Alternative (Potentially Green) Separations Media: Aqueous Biphasic and Related Systems âÂ?Â? Extending the Frontier Final Report For Period September 1, 2002 âÂ?Â? January 31, 2007  

SciTech Connect

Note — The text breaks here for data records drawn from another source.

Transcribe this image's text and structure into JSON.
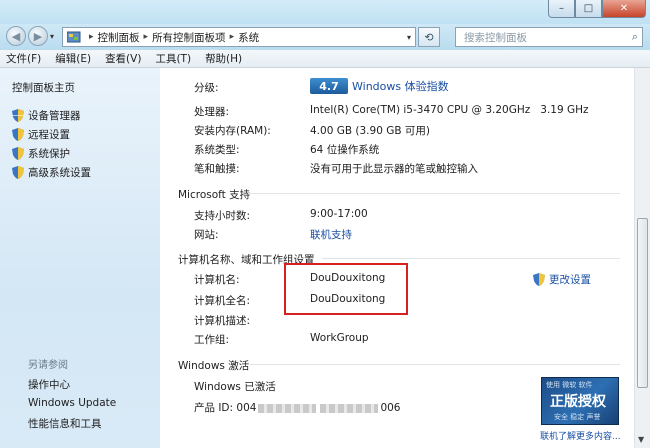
{
  "window": {
    "min_icon": "minimize-icon",
    "max_icon": "maximize-icon",
    "close_icon": "close-icon",
    "min_glyph": "–",
    "max_glyph": "□",
    "close_glyph": "✕"
  },
  "nav": {
    "back_glyph": "◀",
    "forward_glyph": "▶",
    "dropdown_glyph": "▾"
  },
  "address": {
    "breadcrumb": [
      "控制面板",
      "所有控制面板项",
      "系统"
    ],
    "separator": "▸",
    "refresh_glyph": "⟲"
  },
  "search": {
    "placeholder": "搜索控制面板",
    "icon_glyph": "⌕"
  },
  "menu": [
    "文件(F)",
    "编辑(E)",
    "查看(V)",
    "工具(T)",
    "帮助(H)"
  ],
  "sidebar": {
    "home": "控制面板主页",
    "tasks": [
      "设备管理器",
      "远程设置",
      "系统保护",
      "高级系统设置"
    ],
    "see_also_title": "另请参阅",
    "see_also": [
      "操作中心",
      "Windows Update",
      "性能信息和工具"
    ]
  },
  "system": {
    "rating_label": "分级:",
    "rating_score": "4.7",
    "rating_link": "Windows 体验指数",
    "rows": [
      {
        "label": "处理器:",
        "value": "Intel(R) Core(TM) i5-3470 CPU @ 3.20GHz   3.19 GHz"
      },
      {
        "label": "安装内存(RAM):",
        "value": "4.00 GB (3.90 GB 可用)"
      },
      {
        "label": "系统类型:",
        "value": "64 位操作系统"
      },
      {
        "label": "笔和触摸:",
        "value": "没有可用于此显示器的笔或触控输入"
      }
    ]
  },
  "support": {
    "title": "Microsoft 支持",
    "hours_label": "支持小时数:",
    "hours_value": "9:00-17:00",
    "website_label": "网站:",
    "website_value": "联机支持"
  },
  "computer": {
    "title": "计算机名称、域和工作组设置",
    "name_label": "计算机名:",
    "name_value": "DouDouxitong",
    "fullname_label": "计算机全名:",
    "fullname_value": "DouDouxitong",
    "desc_label": "计算机描述:",
    "workgroup_label": "工作组:",
    "workgroup_value": "WorkGroup",
    "change_settings": "更改设置"
  },
  "activation": {
    "title": "Windows 激活",
    "status": "Windows 已激活",
    "product_id_label": "产品 ID: 004",
    "product_id_tail": "006",
    "genuine_top": "使用 微软 软件",
    "genuine_main": "正版授权",
    "genuine_bottom": "安全 稳定 声誉",
    "genuine_link": "联机了解更多内容..."
  },
  "colors": {
    "accent_link": "#1a4fa3",
    "highlight_box": "#d72020"
  }
}
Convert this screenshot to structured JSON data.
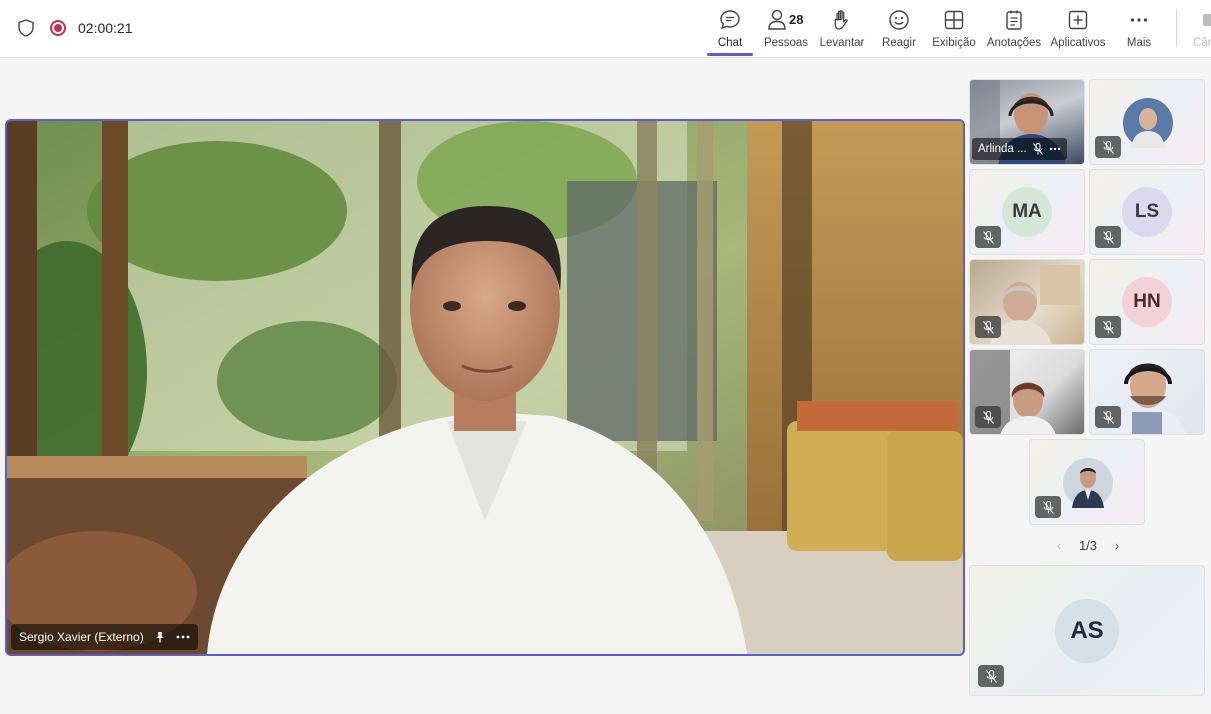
{
  "meeting": {
    "timer": "02:00:21"
  },
  "toolbar": {
    "chat": "Chat",
    "people_count": "28",
    "people": "Pessoas",
    "raise": "Levantar",
    "react": "Reagir",
    "view": "Exibição",
    "notes": "Anotações",
    "apps": "Aplicativos",
    "more": "Mais",
    "camera_partial": "Câm"
  },
  "main_speaker": {
    "name": "Sergio Xavier (Externo)"
  },
  "participants": [
    {
      "name": "Arlinda ...",
      "type": "video",
      "muted": true
    },
    {
      "initials": "",
      "type": "photo",
      "muted": true
    },
    {
      "initials": "MA",
      "type": "initials",
      "muted": true,
      "color": "#d5e6d8"
    },
    {
      "initials": "LS",
      "type": "initials",
      "muted": true,
      "color": "#dcd9ef"
    },
    {
      "type": "video",
      "muted": true
    },
    {
      "initials": "HN",
      "type": "initials",
      "muted": true,
      "color": "#f2d2d8"
    },
    {
      "type": "video",
      "muted": true
    },
    {
      "type": "video",
      "muted": true
    },
    {
      "type": "photo",
      "muted": true
    }
  ],
  "pager": {
    "label": "1/3"
  },
  "big_tile": {
    "initials": "AS"
  },
  "colors": {
    "accent": "#5b5fc7",
    "record": "#c4314b"
  }
}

Through the current DoE-BES funding, we have extended our fundamental understanding of the critical phase separation of aqueous polymer solutions at the molecular level, and have developed a similar understanding of their application as novel solvent systems. Our principal aims included mode of delivery of the aqueous biphasic system (ABS) solvent system and the application of this system to problems of reactive extraction. In the former case we have developed novel solid phase analogues, in the form of cross-linked polyethylene glycol hydrogels, and in the latter case we have examined the role that ABS might play in reaction engineering, with a view to greener, simpler, and safer processes. We have also developed a new salt/salt ABS and have extended our understanding of this system as well. The major outcomes are as follows: (1) Through the use of variable temperature phase diagrams, coupled with differential scanning calorimetry (DSC) measurements of the phases, a better understanding of the thermodynamics of phase formation was obtained. Evidence to the existence and role of an upper critical solution temperature (UCST) or lower critical solution temperature (LCST) (or both) in these systems was gained. With variable temperature solute partitioning, thermodynamic parameters were calculated, and inter-system comparisons were made. Through the use of Abraham's linear solvation energy regression (LSER) the solvent-solute properties of liquid/liquid ABS were examined. We have shown that ABS are indeed very tunable and LSERs have been used as a tool to compare these systems to traditional organic/water and other liquid/liquid systems. (2) We have successfully shown the development of novel reaction media for chemical synthesis and reaction; Aqueous Biphasic Reactive Extraction (ABRE). As a proof of concept, we have shown the synthesis of adipic acid from cyclohexene in an ABS, which represents an important development in the exploitation of this technology. Previous oxidations of this type have relied on the use of phase transfer catalysts, which are expensive to produce and difficult to recover. In this reaction the polyethylene glycol (PEG) phase seems to function simultaneously as the phase transfer catalyst, the reaction solvent, and to provide the reaction driving force. (3) PEG hydrogels may be used as probes for their macroscopic analogues by which the molecular events underlying the phase behavior of polymer-salt systems can be investigated. The properties of covalently cross-linked PEG hydrogels have been studied. It was demonstrated that these hydrogels could be thought of as analogous to polymer/salt ABS without phase separation. The salts examined cause collapse of the hydrogel, and there is a physical limit to the degree of collapse that can be achieved. In addition, salts bringing about significant collapse are only prevented from reaching this limit by the limits of their own solubility. This lead to our discovery that PEG will phase separate with KSCN at high enough concentration of polymer and salt. We have also successfully shown the development of an IL-PEG hydrogel as well as a Si-modified PEG hydrogel. We have also demonstrated for the first time that this cross-linked PEG matrix has been used to gel non-aqueous solvents. (4) The use of hydrophilic ionic liquids (ILs) in separation schemes has been accomplished via a 'salting out' technique using inorganic, kosmotropic salts that is applicable to many classes of these materials. We have begun to obtain a deeper knowledge about the role that each component plays in the process, including that of the ionic liquid cation and anion, the kosmotropic salt cation and anions, as well as the distribution of water in the system. This is allowing us to design separation systems with desired properties. In addition, temperature studies on these aqueous biphasic systems are revealing thermodynamic data for the first time, so that we can quantitate the importance of entropic and enthalpic contributions to the biphase-forming process.

Robin D. Rogers

2007-06-25T23:59:59.000Z